For her part, Ocasio-Cortez, whose staff did not respond to requests for comment, has dismissed the similarities. She told The Hill that likening her to Trump is “irresponsible … given the fact that he’s actively trying to assert mythology and hurt immigrants, and we’re trying to advance a progressive agenda, single-payer health care and a living wage.”
Meanwhile, Ann Coulter, another early Trump believer, has become privately preoccupied with Ocasio-Cortez’s ability to command mass attention, according to a person close to the conservative commentator.
“Terrified is a good word,” said the person. “She’s terrified of her.” The person recounted a recent conversation with Coulter in which, “She was ranting about, ‘AOC’s going to be the next president even if she’s not old enough to run.’” Coulter did not respond to emails requesting comment.
Cernovich dismissed Ocasio-Cortez’s conservative skeptics as “cultists” who are, “the same as Dems who couldn’t see Trump’s methodology.” But not everyone on the right is willing to cede Ocasio-Cortez the status of political prodigy.
Former House Speaker Newt Gingrich, a Trump ally, mustered only a backhanded compliment for the young Democratic socialist.
“Alexandria Ocasio-Cortez is an energetic, enthusiastic, stunningly self-confident person who has the enthusiastic help of much of the liberal media,” he told POLITICO. “Whether uninformed moral self-righteousness and charisma can overcome stunningly false facts will be a real test of how far American education has decayed.”
She has also been the subject of a barrage of critical coverage in conservative media portraying her positions as outlandish, her public statements as fact-challenged and her working-class biography as embellished, among other critiques.
Coverage of the congresswoman on Fox News has become so frequent that she poked fun at the network in a tweet, quoting Spanish-language lyrics from New York band Aventura to suggest Fox has an “obsession” with her.

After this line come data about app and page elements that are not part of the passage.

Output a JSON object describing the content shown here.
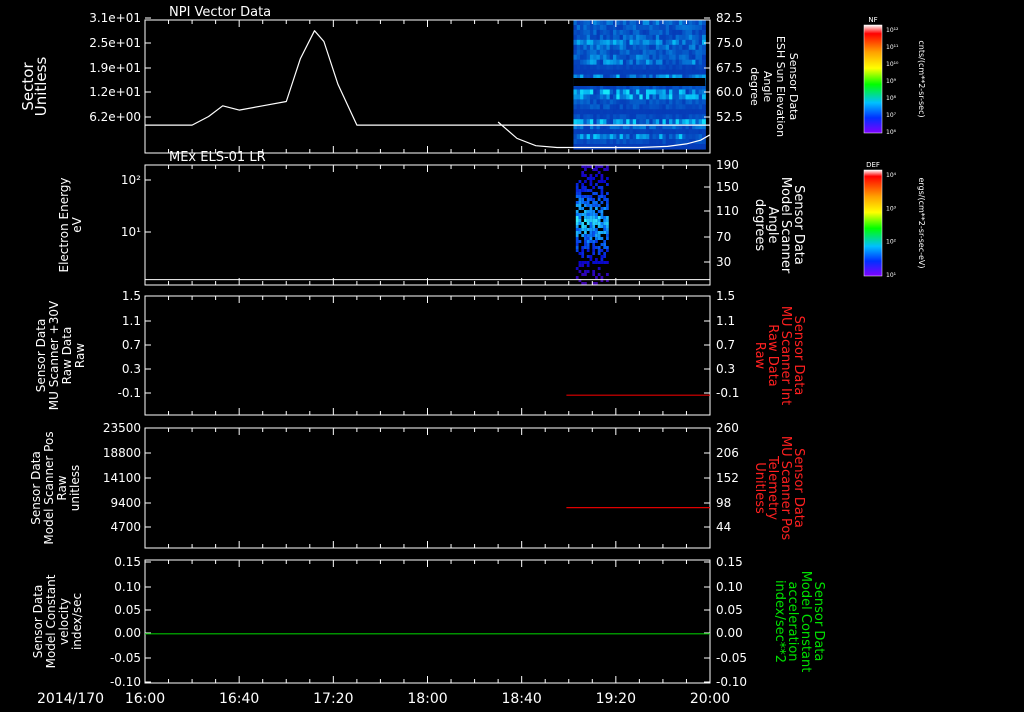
{
  "date_label": "2014/170",
  "time_ticks": [
    "16:00",
    "16:40",
    "17:20",
    "18:00",
    "18:40",
    "19:20",
    "20:00"
  ],
  "time_range_minutes": [
    0,
    240
  ],
  "colors": {
    "axis": "#ffffff",
    "trace_white": "#ffffff",
    "trace_red": "#e00000",
    "trace_green": "#00c000",
    "right_red": "#ff2020",
    "right_green": "#00e000"
  },
  "colorbars": [
    {
      "title": "NF",
      "ticks": [
        "10¹²",
        "10¹¹",
        "10¹⁰",
        "10⁹",
        "10⁸",
        "10⁷",
        "10⁶"
      ],
      "unit": "cnts/(cm**2-sr-sec)"
    },
    {
      "title": "DEF",
      "ticks": [
        "10⁴",
        "10³",
        "10²",
        "10¹"
      ],
      "unit": "ergs/(cm**2-sr-sec-eV)"
    }
  ],
  "chart_data": [
    {
      "type": "line",
      "title": "NPI Vector Data",
      "ylabel": [
        "Sector",
        "Unitless"
      ],
      "y_ticks": [
        "3.1e+01",
        "2.5e+01",
        "1.9e+01",
        "1.2e+01",
        "6.2e+00"
      ],
      "ylim": [
        0,
        31
      ],
      "right_ylabel": [
        "Sensor Data",
        "ESH Sun Elevation",
        "Angle",
        "degree"
      ],
      "right_ticks": [
        "82.5",
        "75.0",
        "67.5",
        "60.0",
        "52.5"
      ],
      "right_ylim": [
        46,
        82.5
      ],
      "series": [
        {
          "x": [
            0,
            20,
            27,
            33,
            40,
            50,
            60,
            66,
            72,
            76,
            82,
            90,
            97,
            110,
            150,
            165,
            175,
            185,
            200,
            215,
            225,
            230,
            235,
            240
          ],
          "y": [
            6.5,
            6.5,
            8.5,
            11,
            10,
            11,
            12,
            22,
            28.5,
            26,
            16,
            6.5,
            6.5,
            6.5,
            6.5,
            6.5,
            6.5,
            6.5,
            6.5,
            6.5,
            6.5,
            6.5,
            6.5,
            6.5
          ]
        },
        {
          "x": [
            150,
            158,
            166,
            175,
            190,
            210,
            222,
            230,
            236,
            240
          ],
          "y": [
            54.5,
            50,
            48,
            47.5,
            47.5,
            47.5,
            47.8,
            48.5,
            49.5,
            51
          ]
        }
      ],
      "spectrogram": {
        "x_range": [
          182,
          238
        ],
        "colorscale": "NF"
      }
    },
    {
      "type": "scatter",
      "title": "MEx ELS-01 LR",
      "ylabel": [
        "Electron Energy",
        "eV"
      ],
      "y_ticks": [
        "10²",
        "10¹"
      ],
      "right_ylabel": [
        "Sensor Data",
        "Model Scanner",
        "Angle",
        "degrees"
      ],
      "right_ticks": [
        "190",
        "150",
        "110",
        "70",
        "30"
      ],
      "right_ylim": [
        10,
        190
      ],
      "series": [
        {
          "x": [
            0,
            240
          ],
          "y": [
            18,
            18
          ]
        }
      ],
      "spectrogram": {
        "x_range": [
          183,
          197
        ],
        "colorscale": "DEF"
      }
    },
    {
      "type": "line",
      "ylabel": [
        "Sensor Data",
        "MU Scanner +30V",
        "Raw Data",
        "Raw"
      ],
      "y_ticks": [
        "1.5",
        "1.1",
        "0.7",
        "0.3",
        "-0.1"
      ],
      "ylim": [
        -0.3,
        1.5
      ],
      "right_ylabel": [
        "Sensor Data",
        "MU Scanner Int",
        "Raw Data",
        "Raw"
      ],
      "right_ticks": [
        "1.5",
        "1.1",
        "0.7",
        "0.3",
        "-0.1"
      ],
      "series": [
        {
          "x": [
            179,
            240
          ],
          "y": [
            0.0,
            0.0
          ]
        }
      ]
    },
    {
      "type": "line",
      "ylabel": [
        "Sensor Data",
        "Model Scanner Pos",
        "Raw",
        "unitless"
      ],
      "y_ticks": [
        "23500",
        "18800",
        "14100",
        "9400",
        "4700"
      ],
      "ylim": [
        0,
        23500
      ],
      "right_ylabel": [
        "Sensor Data",
        "MU Scanner Pos",
        "Telemetry",
        "Unitless"
      ],
      "right_ticks": [
        "260",
        "206",
        "152",
        "98",
        "44"
      ],
      "series": [
        {
          "x": [
            179,
            240
          ],
          "y": [
            7900,
            7900
          ]
        }
      ]
    },
    {
      "type": "line",
      "ylabel": [
        "Sensor Data",
        "Model Constant",
        "velocity",
        "index/sec"
      ],
      "y_ticks": [
        "0.15",
        "0.10",
        "0.05",
        "0.00",
        "-0.05",
        "-0.10"
      ],
      "ylim": [
        -0.1,
        0.15
      ],
      "right_ylabel": [
        "Sensor Data",
        "Model Constant",
        "acceleration",
        "index/sec**2"
      ],
      "right_ticks": [
        "0.15",
        "0.10",
        "0.05",
        "0.00",
        "-0.05",
        "-0.10"
      ],
      "series": [
        {
          "x": [
            0,
            240
          ],
          "y": [
            0.0,
            0.0
          ]
        }
      ]
    }
  ]
}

The White House, meanwhile, has projected nonchalance. Asked last week by Fox’s Sean Hannity to respond to a statement from Ocasio-Cortez calling for drastic action on climate change, White House press secretary Sarah Huckabee Sanders responded, “I don’t think we’re going to listen to her on much of anything — particularly not on matters we’re gonna leave in the hands of a much, much higher authority — and certainly, not listen to the freshman congresswoman on when the world may end.”
Asked earlier this month about the congresswoman calling him a racist, Trump shrugged:, “Who cares?”
For some on the populist right, the answer to handling the media-savvy congresswoman lies in the old adage, “If you can’t beat them, join them.” For them, the congresswoman’s ability to rally the left to populist causes could be an opportunity.
Bannon mentioned regulating technology firms and their use of data, as well as confronting China, as possible points of cooperation between Ocasio-Cortez and the populist right.
Coulter, for her part, has taken to Twitter to appeal to the congresswoman directly.
“Ocasio-Cortez wants a 70-80% income tax on the rich. I agree! Start with the Koch Bros. — and also make it WEALTH tax,” she tweeted at the beginning of the month. Last week, Coulter followed up by tweeting a report about financier Ken Griffin making the most expensive home purchase in U.S. history, writing, “Attention Alexandria Ocasio-Cortez.”